I must remember that the next time I'm hosing out the recycling bin...

Sunday, 1 September 2019

And How I Spent the Next Saturday...

Twenty-one jars of peaches takes just as long to process as sixty-one jars of tomatoes. Who knew? But at least they're done, and now sit golden and glowing like jewels on my shelf. And for the first time I made peach butter (like apple butter only peaches) and it is fabulous! I had an inch in a jar leftover that wouldn't fit in the 4 pints, and I thought, "I need to run buy some bread so I can try this." And I dipped a spoon into the little bit to taste it...and decided not to waste time going for bread. I just ate the thing straight from the jar. My, that was yummy!

While I was slaving at the kitchen sink, my poor husband was out chopping out part of our hedge. Now understand, I don't usually like the idea of eliminating greenery. I'm all about plants. But this hedge has been the bane of our existence for eighteen years. When we first moved in, it ran all the way around both the front and the back yards.
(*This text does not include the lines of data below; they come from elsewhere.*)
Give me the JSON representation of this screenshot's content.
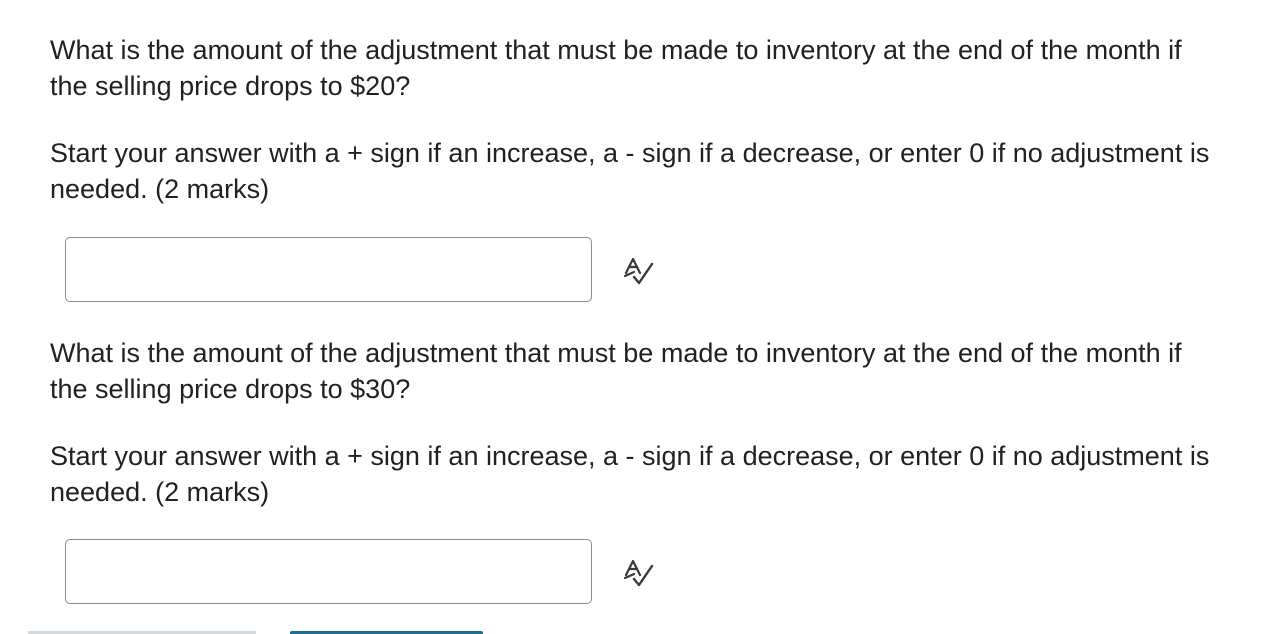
{
  "questions": [
    {
      "text": "What is the amount of the adjustment that must be made to inventory at the end of the month if the selling price drops to $20?",
      "instruction": "Start your answer with a + sign if an increase, a - sign if a decrease, or enter 0 if no adjustment is needed. (2 marks)",
      "answer_value": "",
      "spellcheck_icon": "spell-check-icon"
    },
    {
      "text": "What is the amount of the adjustment that must be made to inventory at the end of the month if the selling price drops to $30?",
      "instruction": "Start your answer with a + sign if an increase, a - sign if a decrease, or enter 0 if no adjustment is needed. (2 marks)",
      "answer_value": "",
      "spellcheck_icon": "spell-check-icon"
    }
  ],
  "colors": {
    "text": "#202122",
    "input_border": "#8c8c8c",
    "accent": "#1b6f8f"
  }
}
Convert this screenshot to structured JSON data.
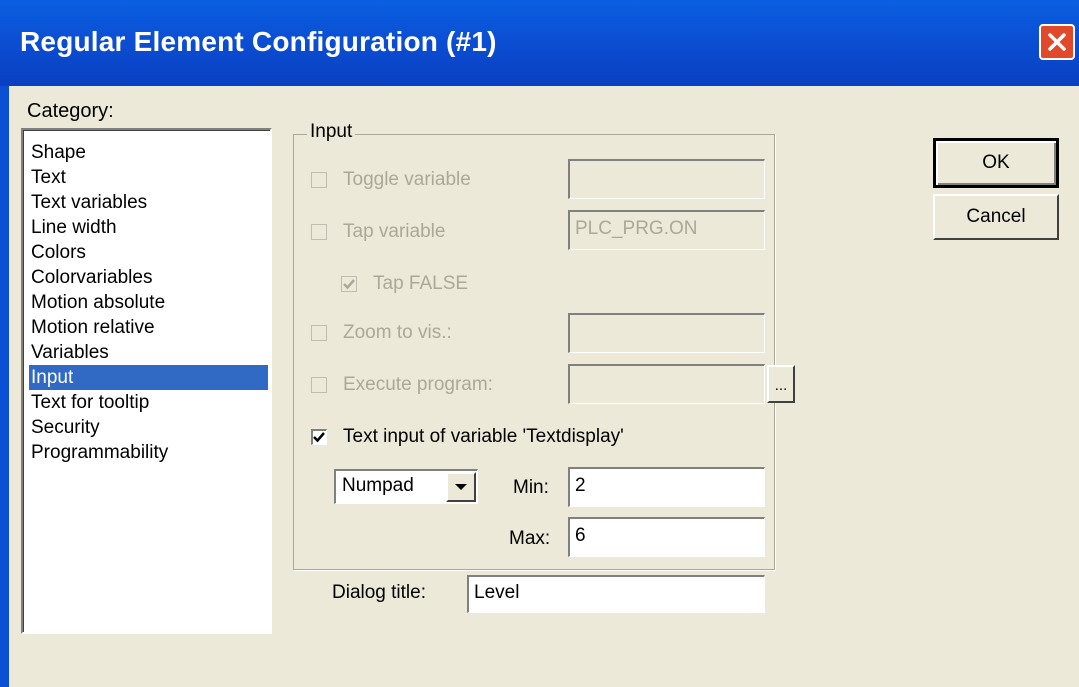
{
  "window": {
    "title": "Regular Element Configuration (#1)"
  },
  "category": {
    "label": "Category:",
    "items": [
      "Shape",
      "Text",
      "Text variables",
      "Line width",
      "Colors",
      "Colorvariables",
      "Motion absolute",
      "Motion relative",
      "Variables",
      "Input",
      "Text for tooltip",
      "Security",
      "Programmability"
    ],
    "selected": "Input"
  },
  "input_group": {
    "legend": "Input",
    "toggle_variable": {
      "label": "Toggle variable",
      "checked": false,
      "value": ""
    },
    "tap_variable": {
      "label": "Tap variable",
      "checked": false,
      "value": "PLC_PRG.ON"
    },
    "tap_false": {
      "label": "Tap FALSE",
      "checked": true
    },
    "zoom_to_vis": {
      "label": "Zoom to vis.:",
      "checked": false,
      "value": ""
    },
    "execute_program": {
      "label": "Execute program:",
      "checked": false,
      "value": "",
      "browse_label": "..."
    },
    "text_input": {
      "label": "Text input of variable 'Textdisplay'",
      "checked": true
    },
    "input_type": {
      "value": "Numpad"
    },
    "min": {
      "label": "Min:",
      "value": "2"
    },
    "max": {
      "label": "Max:",
      "value": "6"
    }
  },
  "dialog_title": {
    "label": "Dialog title:",
    "value": "Level"
  },
  "buttons": {
    "ok": "OK",
    "cancel": "Cancel"
  }
}
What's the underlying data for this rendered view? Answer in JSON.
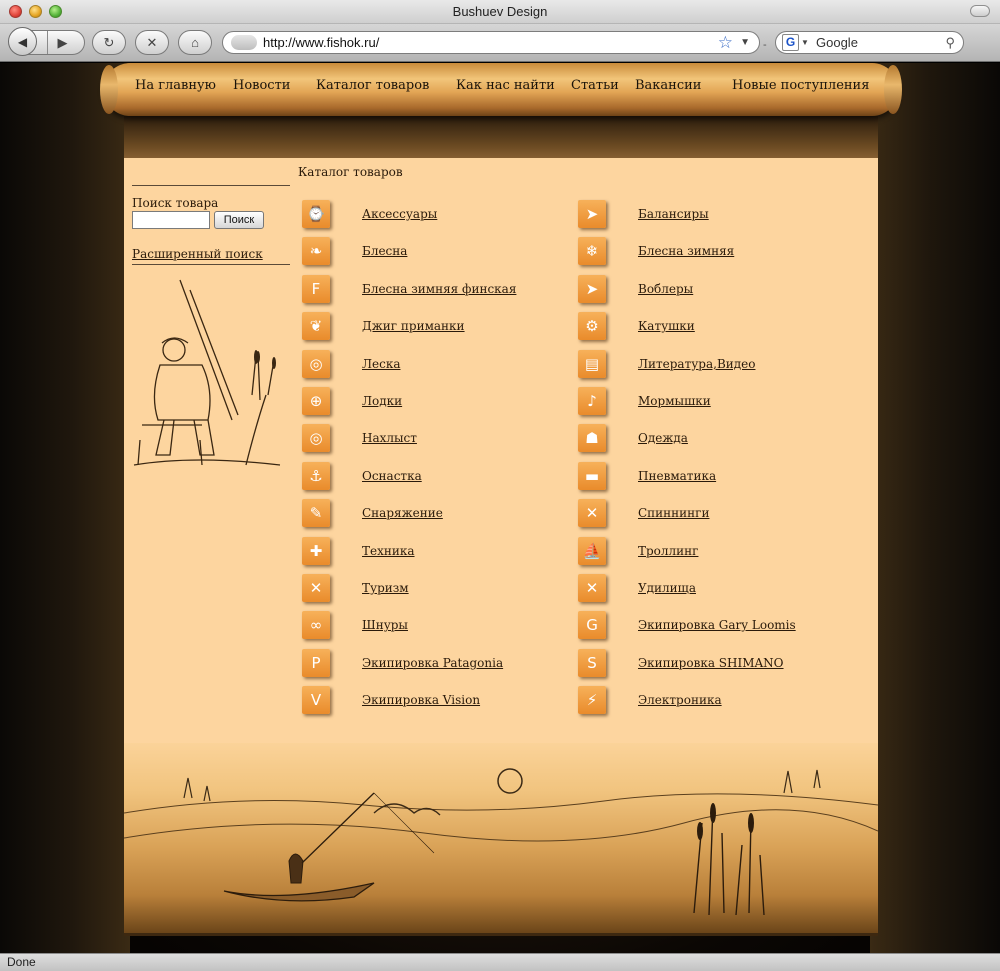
{
  "window": {
    "title": "Bushuev Design"
  },
  "toolbar": {
    "back_glyph": "◀",
    "forward_glyph": "▶",
    "reload_glyph": "↻",
    "stop_glyph": "✕",
    "home_glyph": "⌂",
    "url": "http://www.fishok.ru/",
    "search_placeholder": "Google",
    "search_engine_glyph": "G"
  },
  "status": {
    "text": "Done"
  },
  "nav": [
    {
      "label": "На главную"
    },
    {
      "label": "Новости"
    },
    {
      "label": "Каталог товаров"
    },
    {
      "label": "Как нас найти"
    },
    {
      "label": "Статьи"
    },
    {
      "label": "Вакансии"
    },
    {
      "label": "Новые поступления"
    }
  ],
  "sidebar": {
    "search_label": "Поиск товара",
    "search_value": "",
    "search_button": "Поиск",
    "advanced_search": "Расширенный поиск"
  },
  "catalog": {
    "title": "Каталог товаров",
    "left": [
      {
        "label": "Аксессуары",
        "icon": "watch-icon",
        "glyph": "⌚"
      },
      {
        "label": "Блесна",
        "icon": "spoon-lure-icon",
        "glyph": "❧"
      },
      {
        "label": "Блесна зимняя финская",
        "icon": "finnish-lure-icon",
        "glyph": "F"
      },
      {
        "label": "Джиг приманки",
        "icon": "jig-icon",
        "glyph": "❦"
      },
      {
        "label": "Леска",
        "icon": "line-spool-icon",
        "glyph": "◎"
      },
      {
        "label": "Лодки",
        "icon": "boat-icon",
        "glyph": "⊕"
      },
      {
        "label": "Нахлыст",
        "icon": "fly-line-icon",
        "glyph": "◎"
      },
      {
        "label": "Оснастка",
        "icon": "hook-icon",
        "glyph": "⚓"
      },
      {
        "label": "Снаряжение",
        "icon": "gear-equipment-icon",
        "glyph": "✎"
      },
      {
        "label": "Техника",
        "icon": "wrench-icon",
        "glyph": "✚"
      },
      {
        "label": "Туризм",
        "icon": "cutlery-icon",
        "glyph": "✕"
      },
      {
        "label": "Шнуры",
        "icon": "cord-icon",
        "glyph": "∞"
      },
      {
        "label": "Экипировка Patagonia",
        "icon": "patagonia-icon",
        "glyph": "P"
      },
      {
        "label": "Экипировка Vision",
        "icon": "vision-icon",
        "glyph": "V"
      }
    ],
    "right": [
      {
        "label": "Балансиры",
        "icon": "balancer-fish-icon",
        "glyph": "➤"
      },
      {
        "label": "Блесна зимняя",
        "icon": "winter-lure-icon",
        "glyph": "❄"
      },
      {
        "label": "Воблеры",
        "icon": "wobbler-fish-icon",
        "glyph": "➤"
      },
      {
        "label": "Катушки",
        "icon": "reel-icon",
        "glyph": "⚙"
      },
      {
        "label": "Литература,Видео",
        "icon": "book-icon",
        "glyph": "▤"
      },
      {
        "label": "Мормышки",
        "icon": "jig-fly-icon",
        "glyph": "♪"
      },
      {
        "label": "Одежда",
        "icon": "clothing-icon",
        "glyph": "☗"
      },
      {
        "label": "Пневматика",
        "icon": "air-gun-icon",
        "glyph": "▬"
      },
      {
        "label": "Спиннинги",
        "icon": "spinning-rods-icon",
        "glyph": "✕"
      },
      {
        "label": "Троллинг",
        "icon": "trolling-icon",
        "glyph": "⛵"
      },
      {
        "label": "Удилища",
        "icon": "rods-icon",
        "glyph": "✕"
      },
      {
        "label": "Экипировка Gary Loomis",
        "icon": "gary-loomis-icon",
        "glyph": "G"
      },
      {
        "label": "Экипировка SHIMANO",
        "icon": "shimano-icon",
        "glyph": "S"
      },
      {
        "label": "Электроника",
        "icon": "electronics-icon",
        "glyph": "⚡"
      }
    ]
  }
}
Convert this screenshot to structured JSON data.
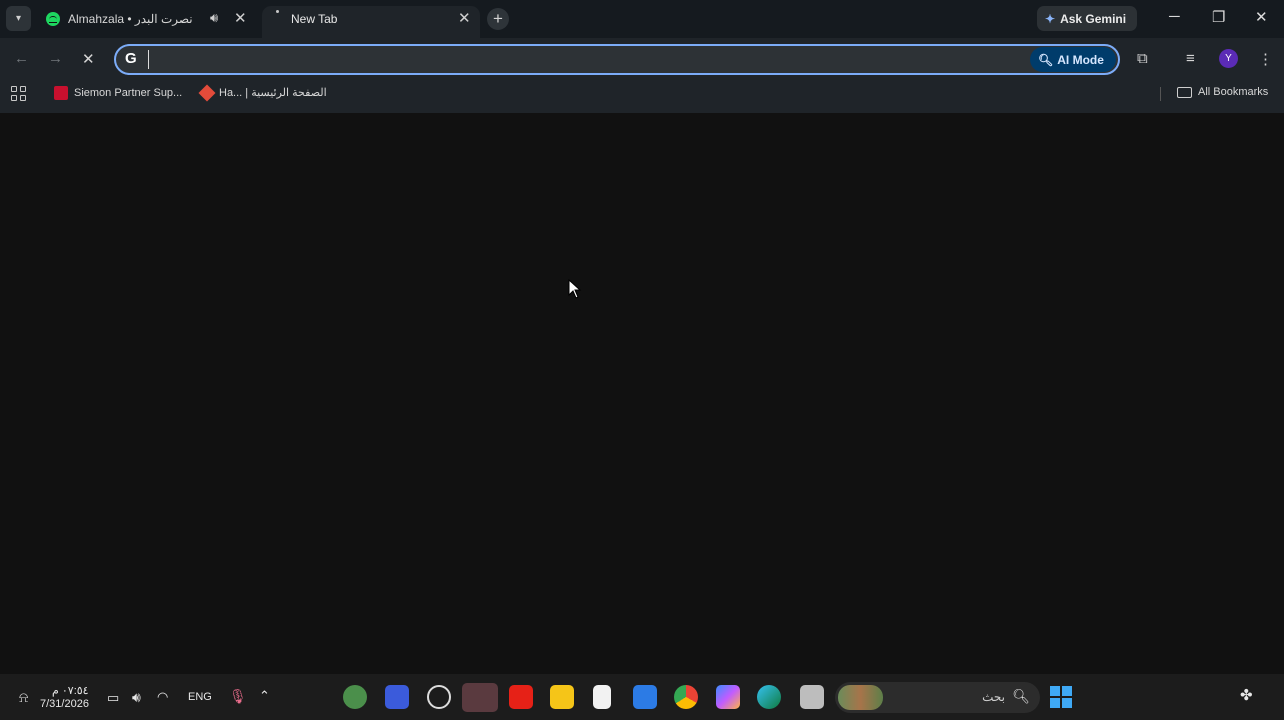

It hadn't been properly pruned in many years and was leggy and out of control, and parts of it were about nine feet tall and five feet thick. We did some hard pruning at the beginning and got it down to a manageable size. And then when we put in the backyard fence we chopped some of it out and cut some of it to three feet high.

But even that reasonable height still meant an awful lot of pruning, and we've literally worn out three industrial electric trimmers. We bought another, but both of us find it too heavy to manage, and we've finally reached the stage where we're willing to admit defeat. We looked into a professional service to come trim it for us, but they want about $800 and they'd have to come three times a summer. Whew!

So we took the bull by the horns and my husband has chopped out about 150 feet of it (don't worry, there's still plenty left along two other sides of the yard). We've hired our burly sons to come dig out the roots for us. So after I finished seven hours of peaches, I went out to help haul the cut brush into a huge pile in the backyard until we can get someone with a truck or bin to haul it away for us. I imagine every rabbit in the neighbourhood perking up and shouting gleefully, "They're building us a condo!" We'll have to get it moved out before they move in.

We have had interesting reactions from people in the neighbourhood. Who knew how many people were aware of or emotionally attached to our hedge? Who knew how many others feel they have a stake or say in our landscaping? As my husband was out wrestling the thing into submission, every person walking or driving by had comments. Some acknowledged that forty years of one hedge is enough and it was time for something new. Some felt we were being reasonable when my husband explained it was either get the thing under control or sell the house. Some empathized with the whole getting-older-and-slower thing. And some felt it was too drastic and were horrified. To which I felt like responding, "Fine! We'll keep it. What time shall we expect you over to trim it for us?"

I still have plenty of hedge left for the birds and other critters to populate, never fear, and now I have a blank slate and must decide what to put in the hedge's place. It's surprising how much space it took up. The yard feels huge now. What to do? A tidy border of hostas or something to delineate boundaries? Cover it with gravel and not try to enclose it at all? How about I put up a 150-foot bench on which my neighbours can sit and contemplate the universe?

My body hates me this morning, but we got a lot done yesterday, I have to say. No one can say we don't know how to work. But I am looking forward to spending Labour Day NOT labouring. Definitely time to curl up with a good book and not move for a while.